The challenges for a custom injection molder, compared to a captive molder, are usually very different. A custom molder processes a wide range of polymers shot weights and cycle times.

Enter the General Purpose (GP) screw designed to be versatile when handling different materials and their respective processing requirements.

Unless specified otherwise, a standard injection molding machine will be equipped with a GP screw, and if sized correctly to suit the shot weight, cycle time and throughput, it should be adequate for the task at hand.

In the world of captive molding or specific industry segments, such as packaging, it is common to have a screw geometry designed particularly for the task. In packaging applications, where the norm is for short cycle times and high material throughput, mixing screws and barrier screws is usually employed.


Mixing screws are designed to improve melt homogenization, including color dispersion. Barrier screws are intended to control the melting process. Essentially the mixing screws and barrier screws generate more mechanical shear than GP screws.

There is more attention to degradation caused by too much mechanical shear and/or too long residence time for technical applications employing engineering materials. It is not uncommon to utilize low compression screws for engineering materials.

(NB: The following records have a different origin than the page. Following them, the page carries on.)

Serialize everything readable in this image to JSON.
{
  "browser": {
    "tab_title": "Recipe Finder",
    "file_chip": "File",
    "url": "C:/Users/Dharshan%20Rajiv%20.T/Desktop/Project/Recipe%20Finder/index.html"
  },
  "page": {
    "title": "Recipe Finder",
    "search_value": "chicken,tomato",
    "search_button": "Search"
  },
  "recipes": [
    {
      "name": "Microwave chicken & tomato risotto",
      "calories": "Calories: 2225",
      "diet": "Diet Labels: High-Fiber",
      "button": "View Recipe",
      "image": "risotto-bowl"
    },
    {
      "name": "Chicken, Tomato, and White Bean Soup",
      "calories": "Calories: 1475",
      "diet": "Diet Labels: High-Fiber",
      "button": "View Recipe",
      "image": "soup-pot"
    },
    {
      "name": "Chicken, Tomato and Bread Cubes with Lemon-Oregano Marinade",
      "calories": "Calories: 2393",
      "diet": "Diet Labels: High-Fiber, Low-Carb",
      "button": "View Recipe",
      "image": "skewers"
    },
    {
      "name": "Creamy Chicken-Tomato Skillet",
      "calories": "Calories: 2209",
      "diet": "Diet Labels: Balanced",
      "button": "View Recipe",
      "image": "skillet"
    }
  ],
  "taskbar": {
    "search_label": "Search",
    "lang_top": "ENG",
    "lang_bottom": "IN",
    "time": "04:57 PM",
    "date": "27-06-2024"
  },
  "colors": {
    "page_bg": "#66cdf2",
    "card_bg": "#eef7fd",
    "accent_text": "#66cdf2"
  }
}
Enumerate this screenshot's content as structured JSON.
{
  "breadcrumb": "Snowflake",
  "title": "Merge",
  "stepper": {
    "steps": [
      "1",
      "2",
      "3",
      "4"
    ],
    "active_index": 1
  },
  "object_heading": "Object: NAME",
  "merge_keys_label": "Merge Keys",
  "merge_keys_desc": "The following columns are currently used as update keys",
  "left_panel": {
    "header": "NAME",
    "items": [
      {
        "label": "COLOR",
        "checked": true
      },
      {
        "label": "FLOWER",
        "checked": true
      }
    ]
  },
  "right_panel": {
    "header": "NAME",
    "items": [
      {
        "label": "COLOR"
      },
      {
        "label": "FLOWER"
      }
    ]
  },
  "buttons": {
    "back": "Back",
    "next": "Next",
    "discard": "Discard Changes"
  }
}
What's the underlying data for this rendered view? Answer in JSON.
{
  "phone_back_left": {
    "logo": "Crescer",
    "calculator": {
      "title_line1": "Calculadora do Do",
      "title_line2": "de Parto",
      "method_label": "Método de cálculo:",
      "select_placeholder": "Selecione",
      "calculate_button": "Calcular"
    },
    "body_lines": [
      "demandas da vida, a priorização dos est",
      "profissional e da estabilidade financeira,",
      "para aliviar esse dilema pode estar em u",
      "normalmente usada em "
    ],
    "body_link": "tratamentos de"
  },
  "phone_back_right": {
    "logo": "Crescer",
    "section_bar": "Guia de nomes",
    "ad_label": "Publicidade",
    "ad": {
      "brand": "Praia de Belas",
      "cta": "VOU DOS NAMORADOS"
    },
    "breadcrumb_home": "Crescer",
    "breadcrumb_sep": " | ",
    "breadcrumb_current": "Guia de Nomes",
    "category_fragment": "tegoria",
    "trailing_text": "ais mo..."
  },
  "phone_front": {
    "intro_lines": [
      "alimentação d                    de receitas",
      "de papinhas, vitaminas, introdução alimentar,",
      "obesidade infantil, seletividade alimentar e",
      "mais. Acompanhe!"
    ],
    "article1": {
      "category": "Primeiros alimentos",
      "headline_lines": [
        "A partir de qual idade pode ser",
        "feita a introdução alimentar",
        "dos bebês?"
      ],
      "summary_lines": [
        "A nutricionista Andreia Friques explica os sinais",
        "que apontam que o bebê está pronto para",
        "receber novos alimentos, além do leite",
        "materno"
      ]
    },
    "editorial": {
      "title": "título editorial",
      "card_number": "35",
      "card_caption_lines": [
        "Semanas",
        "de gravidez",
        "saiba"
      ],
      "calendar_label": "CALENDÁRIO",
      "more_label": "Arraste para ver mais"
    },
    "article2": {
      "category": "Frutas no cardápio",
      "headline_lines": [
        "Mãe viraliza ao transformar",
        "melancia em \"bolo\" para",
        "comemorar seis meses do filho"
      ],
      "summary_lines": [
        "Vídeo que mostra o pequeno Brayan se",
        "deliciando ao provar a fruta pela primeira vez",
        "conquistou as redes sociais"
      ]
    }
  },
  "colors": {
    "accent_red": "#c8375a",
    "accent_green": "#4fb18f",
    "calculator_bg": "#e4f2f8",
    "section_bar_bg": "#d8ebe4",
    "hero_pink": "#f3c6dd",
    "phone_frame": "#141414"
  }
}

In addition to screw geometry, the barrel and screw materials will also significantly bear wear and tear, corrosion resistance, and avoiding material contamination such as Black specks in transparent material.

Implementing a Preventive Maintenance Program

While screw geometry and material execution are fundamental to your processing performance, do not underestimate the effects of wear and tear. Poor maintained, and worn equipment will result in inconsistent melt preparation, part weight variations and poor part quality.

Click the link below for information on implementing a preventive maintenance program.

Reiloy Westland Corporation: Processing Tips

Proper Start-Up & Shut Down Procedures Can Help Prevent Component Wear

Start-up and shut-down procedures are critical factors in preventing broken valve tips and screws during plastics processing. Moreover, if these procedures are not followed correctly, they can contribute to adhesive, abrasive and corrosive wear.

This picture is an example of abrasive wear on an injection molding screw. Component wear affects processing and profits through lower production rates, higher reject rates, and downtime.

Click the link below for valuable guidance on your start-up & shut-down procedures.

Reiloy USA Start-up and Shut Down

It is imperative to consult with your equipment supplier when buying equipment to ensure you are choosing the right barrel and screw for your applications.

If you already have existing equipment, consult a screw and barrel manufacturer with the engineering expertise to precisely define your process’s right set-up. Reiloy USA will work with you to evaluate your processing needs to recommend the best screw and barrel design for your particular application.

Reiloy offers some excellent guides in specifying and maintaining your barrels and screws, such as the 11th Edition Handbook.